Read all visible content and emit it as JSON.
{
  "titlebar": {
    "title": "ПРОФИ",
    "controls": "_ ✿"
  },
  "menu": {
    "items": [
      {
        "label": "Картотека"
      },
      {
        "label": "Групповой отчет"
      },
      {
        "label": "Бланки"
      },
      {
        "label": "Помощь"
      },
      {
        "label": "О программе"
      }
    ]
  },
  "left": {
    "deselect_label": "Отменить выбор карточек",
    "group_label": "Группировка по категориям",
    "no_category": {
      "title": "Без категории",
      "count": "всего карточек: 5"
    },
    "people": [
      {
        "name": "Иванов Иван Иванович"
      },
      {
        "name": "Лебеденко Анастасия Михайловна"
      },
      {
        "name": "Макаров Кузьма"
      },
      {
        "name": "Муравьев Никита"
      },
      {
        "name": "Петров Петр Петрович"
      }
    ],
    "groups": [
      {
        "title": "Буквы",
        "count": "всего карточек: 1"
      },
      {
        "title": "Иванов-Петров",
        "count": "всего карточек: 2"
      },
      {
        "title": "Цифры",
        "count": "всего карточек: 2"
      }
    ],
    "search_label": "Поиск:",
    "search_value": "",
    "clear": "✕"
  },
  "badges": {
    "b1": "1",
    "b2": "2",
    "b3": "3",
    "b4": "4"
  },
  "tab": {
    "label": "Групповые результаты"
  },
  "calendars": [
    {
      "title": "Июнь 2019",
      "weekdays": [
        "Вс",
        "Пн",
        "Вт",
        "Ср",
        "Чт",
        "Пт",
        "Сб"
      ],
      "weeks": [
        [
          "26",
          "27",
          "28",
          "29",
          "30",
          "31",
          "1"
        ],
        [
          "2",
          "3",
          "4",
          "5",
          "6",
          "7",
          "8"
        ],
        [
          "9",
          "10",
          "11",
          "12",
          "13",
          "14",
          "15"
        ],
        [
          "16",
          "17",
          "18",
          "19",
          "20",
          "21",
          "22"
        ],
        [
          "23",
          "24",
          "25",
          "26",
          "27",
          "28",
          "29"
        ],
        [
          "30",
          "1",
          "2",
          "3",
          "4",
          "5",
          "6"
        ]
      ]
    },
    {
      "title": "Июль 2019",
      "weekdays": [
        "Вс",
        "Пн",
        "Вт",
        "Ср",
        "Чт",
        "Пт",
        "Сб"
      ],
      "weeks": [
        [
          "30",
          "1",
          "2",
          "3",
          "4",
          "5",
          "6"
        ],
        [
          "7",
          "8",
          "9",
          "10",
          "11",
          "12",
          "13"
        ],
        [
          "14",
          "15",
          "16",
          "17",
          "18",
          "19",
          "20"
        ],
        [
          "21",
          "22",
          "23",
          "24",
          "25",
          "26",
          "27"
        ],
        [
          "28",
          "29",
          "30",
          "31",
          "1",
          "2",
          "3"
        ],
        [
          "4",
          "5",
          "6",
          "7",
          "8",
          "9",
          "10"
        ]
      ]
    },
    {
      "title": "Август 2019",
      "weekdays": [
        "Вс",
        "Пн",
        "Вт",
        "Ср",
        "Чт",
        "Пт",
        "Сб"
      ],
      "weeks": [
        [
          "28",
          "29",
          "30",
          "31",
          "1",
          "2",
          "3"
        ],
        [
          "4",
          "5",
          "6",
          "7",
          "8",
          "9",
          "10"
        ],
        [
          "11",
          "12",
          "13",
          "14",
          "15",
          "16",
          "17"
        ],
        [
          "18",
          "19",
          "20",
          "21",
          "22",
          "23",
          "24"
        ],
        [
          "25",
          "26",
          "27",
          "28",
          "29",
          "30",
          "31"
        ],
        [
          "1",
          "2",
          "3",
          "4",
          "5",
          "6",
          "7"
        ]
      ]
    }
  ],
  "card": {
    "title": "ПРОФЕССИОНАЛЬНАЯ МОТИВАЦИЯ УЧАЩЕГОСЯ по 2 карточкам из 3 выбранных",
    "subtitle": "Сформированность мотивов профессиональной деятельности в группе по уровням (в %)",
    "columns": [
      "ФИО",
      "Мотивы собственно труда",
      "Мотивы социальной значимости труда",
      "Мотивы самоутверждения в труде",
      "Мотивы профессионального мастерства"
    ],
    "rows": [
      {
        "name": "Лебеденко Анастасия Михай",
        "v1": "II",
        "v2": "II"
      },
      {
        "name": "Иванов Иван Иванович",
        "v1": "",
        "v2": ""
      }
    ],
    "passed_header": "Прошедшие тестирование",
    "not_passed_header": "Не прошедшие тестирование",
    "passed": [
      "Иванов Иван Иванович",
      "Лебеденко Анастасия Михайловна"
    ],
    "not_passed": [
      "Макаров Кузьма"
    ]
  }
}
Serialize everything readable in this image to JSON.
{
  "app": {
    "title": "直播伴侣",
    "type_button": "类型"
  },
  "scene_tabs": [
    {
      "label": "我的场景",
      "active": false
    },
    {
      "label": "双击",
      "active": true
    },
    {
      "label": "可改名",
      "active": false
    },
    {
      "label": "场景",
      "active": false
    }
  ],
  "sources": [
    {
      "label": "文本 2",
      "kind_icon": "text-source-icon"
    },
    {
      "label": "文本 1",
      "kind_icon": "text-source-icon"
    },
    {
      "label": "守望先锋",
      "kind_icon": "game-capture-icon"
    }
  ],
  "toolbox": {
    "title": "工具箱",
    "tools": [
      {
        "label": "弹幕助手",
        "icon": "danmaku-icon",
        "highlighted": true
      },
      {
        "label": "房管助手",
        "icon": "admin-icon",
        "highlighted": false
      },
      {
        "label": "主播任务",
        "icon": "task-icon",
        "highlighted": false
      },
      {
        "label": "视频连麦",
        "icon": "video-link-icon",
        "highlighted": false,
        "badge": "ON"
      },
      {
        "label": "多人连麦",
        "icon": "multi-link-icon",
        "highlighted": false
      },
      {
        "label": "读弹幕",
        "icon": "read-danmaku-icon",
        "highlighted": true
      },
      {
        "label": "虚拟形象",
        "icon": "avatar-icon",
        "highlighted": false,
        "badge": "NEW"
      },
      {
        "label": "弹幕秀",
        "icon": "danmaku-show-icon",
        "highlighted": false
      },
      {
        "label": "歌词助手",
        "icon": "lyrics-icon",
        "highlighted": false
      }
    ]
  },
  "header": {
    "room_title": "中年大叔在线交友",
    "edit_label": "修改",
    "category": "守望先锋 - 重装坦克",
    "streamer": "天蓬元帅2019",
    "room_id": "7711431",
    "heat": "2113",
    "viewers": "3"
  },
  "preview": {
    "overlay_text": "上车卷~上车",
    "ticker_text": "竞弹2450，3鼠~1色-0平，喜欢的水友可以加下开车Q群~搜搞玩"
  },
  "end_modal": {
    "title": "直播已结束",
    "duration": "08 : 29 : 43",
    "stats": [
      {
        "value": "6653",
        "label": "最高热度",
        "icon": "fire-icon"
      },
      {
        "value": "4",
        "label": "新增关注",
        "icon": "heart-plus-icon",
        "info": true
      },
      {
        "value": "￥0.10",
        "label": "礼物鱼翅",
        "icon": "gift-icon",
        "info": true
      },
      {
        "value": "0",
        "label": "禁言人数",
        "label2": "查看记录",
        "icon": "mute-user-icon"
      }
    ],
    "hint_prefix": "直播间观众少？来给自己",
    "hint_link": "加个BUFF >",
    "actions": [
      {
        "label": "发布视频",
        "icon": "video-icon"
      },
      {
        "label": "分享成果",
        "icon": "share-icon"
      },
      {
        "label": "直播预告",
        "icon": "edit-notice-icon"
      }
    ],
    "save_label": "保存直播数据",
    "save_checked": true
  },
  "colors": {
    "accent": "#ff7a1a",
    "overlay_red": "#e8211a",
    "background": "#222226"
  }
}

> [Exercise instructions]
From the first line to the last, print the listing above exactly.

> [Output of the task]
Read all visible content and emit it as JSON.
{
  "titlebar": {
    "title": "ПРОФИ",
    "controls": "_ ✿"
  },
  "menu": {
    "items": [
      {
        "label": "Картотека"
      },
      {
        "label": "Групповой отчет"
      },
      {
        "label": "Бланки"
      },
      {
        "label": "Помощь"
      },
      {
        "label": "О программе"
      }
    ]
  },
  "left": {
    "deselect_label": "Отменить выбор карточек",
    "group_label": "Группировка по категориям",
    "no_category": {
      "title": "Без категории",
      "count": "всего карточек: 5"
    },
    "people": [
      {
        "name": "Иванов Иван Иванович"
      },
      {
        "name": "Лебеденко Анастасия Михайловна"
      },
      {
        "name": "Макаров Кузьма"
      },
      {
        "name": "Муравьев Никита"
      },
      {
        "name": "Петров Петр Петрович"
      }
    ],
    "groups": [
      {
        "title": "Буквы",
        "count": "всего карточек: 1"
      },
      {
        "title": "Иванов-Петров",
        "count": "всего карточек: 2"
      },
      {
        "title": "Цифры",
        "count": "всего карточек: 2"
      }
    ],
    "search_label": "Поиск:",
    "search_value": "",
    "clear": "✕"
  },
  "badges": {
    "b1": "1",
    "b2": "2",
    "b3": "3",
    "b4": "4"
  },
  "tab": {
    "label": "Групповые результаты"
  },
  "calendars": [
    {
      "title": "Июнь 2019",
      "weekdays": [
        "Вс",
        "Пн",
        "Вт",
        "Ср",
        "Чт",
        "Пт",
        "Сб"
      ],
      "weeks": [
        [
          "26",
          "27",
          "28",
          "29",
          "30",
          "31",
          "1"
        ],
        [
          "2",
          "3",
          "4",
          "5",
          "6",
          "7",
          "8"
        ],
        [
          "9",
          "10",
          "11",
          "12",
          "13",
          "14",
          "15"
        ],
        [
          "16",
          "17",
          "18",
          "19",
          "20",
          "21",
          "22"
        ],
        [
          "23",
          "24",
          "25",
          "26",
          "27",
          "28",
          "29"
        ],
        [
          "30",
          "1",
          "2",
          "3",
          "4",
          "5",
          "6"
        ]
      ]
    },
    {
      "title": "Июль 2019",
      "weekdays": [
        "Вс",
        "Пн",
        "Вт",
        "Ср",
        "Чт",
        "Пт",
        "Сб"
      ],
      "weeks": [
        [
          "30",
          "1",
          "2",
          "3",
          "4",
          "5",
          "6"
        ],
        [
          "7",
          "8",
          "9",
          "10",
          "11",
          "12",
          "13"
        ],
        [
          "14",
          "15",
          "16",
          "17",
          "18",
          "19",
          "20"
        ],
        [
          "21",
          "22",
          "23",
          "24",
          "25",
          "26",
          "27"
        ],
        [
          "28",
          "29",
          "30",
          "31",
          "1",
          "2",
          "3"
        ],
        [
          "4",
          "5",
          "6",
          "7",
          "8",
          "9",
          "10"
        ]
      ]
    },
    {
      "title": "Август 2019",
      "weekdays": [
        "Вс",
        "Пн",
        "Вт",
        "Ср",
        "Чт",
        "Пт",
        "Сб"
      ],
      "weeks": [
        [
          "28",
          "29",
          "30",
          "31",
          "1",
          "2",
          "3"
        ],
        [
          "4",
          "5",
          "6",
          "7",
          "8",
          "9",
          "10"
        ],
        [
          "11",
          "12",
          "13",
          "14",
          "15",
          "16",
          "17"
        ],
        [
          "18",
          "19",
          "20",
          "21",
          "22",
          "23",
          "24"
        ],
        [
          "25",
          "26",
          "27",
          "28",
          "29",
          "30",
          "31"
        ],
        [
          "1",
          "2",
          "3",
          "4",
          "5",
          "6",
          "7"
        ]
      ]
    }
  ],
  "card": {
    "title": "ПРОФЕССИОНАЛЬНАЯ МОТИВАЦИЯ УЧАЩЕГОСЯ по 2 карточкам из 3 выбранных",
    "subtitle": "Сформированность мотивов профессиональной деятельности в группе по уровням (в %)",
    "columns": [
      "ФИО",
      "Мотивы собственно труда",
      "Мотивы социальной значимости труда",
      "Мотивы самоутверждения в труде",
      "Мотивы профессионального мастерства"
    ],
    "rows": [
      {
        "name": "Лебеденко Анастасия Михай",
        "v1": "II",
        "v2": "II"
      },
      {
        "name": "Иванов Иван Иванович",
        "v1": "",
        "v2": ""
      }
    ],
    "passed_header": "Прошедшие тестирование",
    "not_passed_header": "Не прошедшие тестирование",
    "passed": [
      "Иванов Иван Иванович",
      "Лебеденко Анастасия Михайловна"
    ],
    "not_passed": [
      "Макаров Кузьма"
    ]
  }
}
Serialize everything readable in this image to JSON.
{
  "app": {
    "title": "直播伴侣",
    "type_button": "类型"
  },
  "scene_tabs": [
    {
      "label": "我的场景",
      "active": false
    },
    {
      "label": "双击",
      "active": true
    },
    {
      "label": "可改名",
      "active": false
    },
    {
      "label": "场景",
      "active": false
    }
  ],
  "sources": [
    {
      "label": "文本 2",
      "kind_icon": "text-source-icon"
    },
    {
      "label": "文本 1",
      "kind_icon": "text-source-icon"
    },
    {
      "label": "守望先锋",
      "kind_icon": "game-capture-icon"
    }
  ],
  "toolbox": {
    "title": "工具箱",
    "tools": [
      {
        "label": "弹幕助手",
        "icon": "danmaku-icon",
        "highlighted": true
      },
      {
        "label": "房管助手",
        "icon": "admin-icon",
        "highlighted": false
      },
      {
        "label": "主播任务",
        "icon": "task-icon",
        "highlighted": false
      },
      {
        "label": "视频连麦",
        "icon": "video-link-icon",
        "highlighted": false,
        "badge": "ON"
      },
      {
        "label": "多人连麦",
        "icon": "multi-link-icon",
        "highlighted": false
      },
      {
        "label": "读弹幕",
        "icon": "read-danmaku-icon",
        "highlighted": true
      },
      {
        "label": "虚拟形象",
        "icon": "avatar-icon",
        "highlighted": false,
        "badge": "NEW"
      },
      {
        "label": "弹幕秀",
        "icon": "danmaku-show-icon",
        "highlighted": false
      },
      {
        "label": "歌词助手",
        "icon": "lyrics-icon",
        "highlighted": false
      }
    ]
  },
  "header": {
    "room_title": "中年大叔在线交友",
    "edit_label": "修改",
    "category": "守望先锋 - 重装坦克",
    "streamer": "天蓬元帅2019",
    "room_id": "7711431",
    "heat": "2113",
    "viewers": "3"
  },
  "preview": {
    "overlay_text": "上车卷~上车",
    "ticker_text": "竞弹2450，3鼠~1色-0平，喜欢的水友可以加下开车Q群~搜搞玩"
  },
  "end_modal": {
    "title": "直播已结束",
    "duration": "08 : 29 : 43",
    "stats": [
      {
        "value": "6653",
        "label": "最高热度",
        "icon": "fire-icon"
      },
      {
        "value": "4",
        "label": "新增关注",
        "icon": "heart-plus-icon",
        "info": true
      },
      {
        "value": "￥0.10",
        "label": "礼物鱼翅",
        "icon": "gift-icon",
        "info": true
      },
      {
        "value": "0",
        "label": "禁言人数",
        "label2": "查看记录",
        "icon": "mute-user-icon"
      }
    ],
    "hint_prefix": "直播间观众少？来给自己",
    "hint_link": "加个BUFF >",
    "actions": [
      {
        "label": "发布视频",
        "icon": "video-icon"
      },
      {
        "label": "分享成果",
        "icon": "share-icon"
      },
      {
        "label": "直播预告",
        "icon": "edit-notice-icon"
      }
    ],
    "save_label": "保存直播数据",
    "save_checked": true
  },
  "colors": {
    "accent": "#ff7a1a",
    "overlay_red": "#e8211a",
    "background": "#222226"
  }
}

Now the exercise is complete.